More Love Less Panic
- Unit Price
Already the biological parents of a seven-year-old son and a five-year-old daughter, Claude Knobler and his wife decided to adopt Nati, a five-year-old Ethiopian boy who seemed different from Knobler in every conceivable way. After more than five years spent trying to turn his wild, silly, adopted African son into a quiet, neurotic, Jewish guy like himself, Knobler realized the importance of having the courage to love, accept, and let go of his children.
In this wonderfully written memoir, Knobler explains how his experiences raising Nati led him to learn a lesson that applied equally well to parenting his biological children: It's essential to spend the time we are given with our children to love them and enjoy them, rather than push and mold them into who we think they should be.

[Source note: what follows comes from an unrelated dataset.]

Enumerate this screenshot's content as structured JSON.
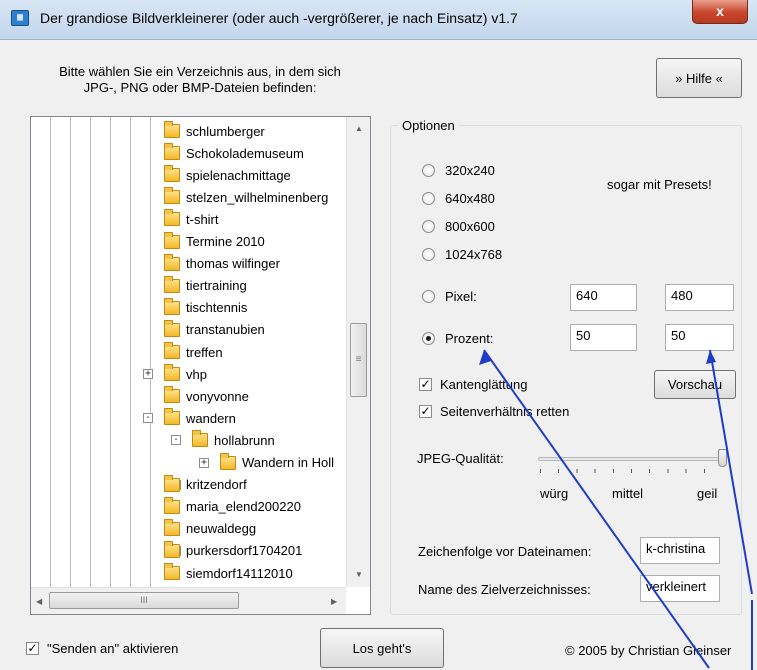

'What happens when a dad (a natural comedian, writer, and self-doubting fellow) adopts a little kid (a natural comedian, mischief-maker, and fearless fellow)? Sparks fly and the dad overhauls everything he thought he knew about fatherhood and begins anew. Parenthood becomes a journey of the spirit into uncharted and often ridiculous waters, with numerous defeats, surprising successes, and plenty of love and laughter along the way.' Melissa Faye Greene, author of There Is No Me Without You and No Biking in the House Without a Helmet

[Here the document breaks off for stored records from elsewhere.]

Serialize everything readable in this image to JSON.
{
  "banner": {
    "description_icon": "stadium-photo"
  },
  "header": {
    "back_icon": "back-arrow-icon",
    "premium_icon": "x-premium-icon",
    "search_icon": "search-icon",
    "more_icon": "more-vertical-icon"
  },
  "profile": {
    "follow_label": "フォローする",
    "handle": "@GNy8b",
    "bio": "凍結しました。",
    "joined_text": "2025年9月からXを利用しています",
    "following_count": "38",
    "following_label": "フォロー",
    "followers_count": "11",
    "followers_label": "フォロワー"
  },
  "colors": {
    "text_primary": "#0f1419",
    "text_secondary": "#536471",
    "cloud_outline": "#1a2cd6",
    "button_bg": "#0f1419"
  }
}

'This is one of the most beautiful stories about making a happy family that I have ever read.' Dr. Jane Aronson, CEO of Worldwide Orphans Foundation
'For a raw, honest, as it happens account of an older child cross cultural adoption, I've yet to read better than this . . . Great read for adoptive families.' KJ Dell'Antonia, New York Times Motherlode blog
'Memoir meets self-help in Knobler's enjoyable account of life as an adoptive father. This wise account has the potential to reach a large parental audienceNnot just dads, and not just adoptive parents.' Publishers Weekly
'This is a breakthrough book on many levels, not the least of which is the world of men who are redefining themselves as whole human beings, capable of nurturing on their own terms.' Retailing Insight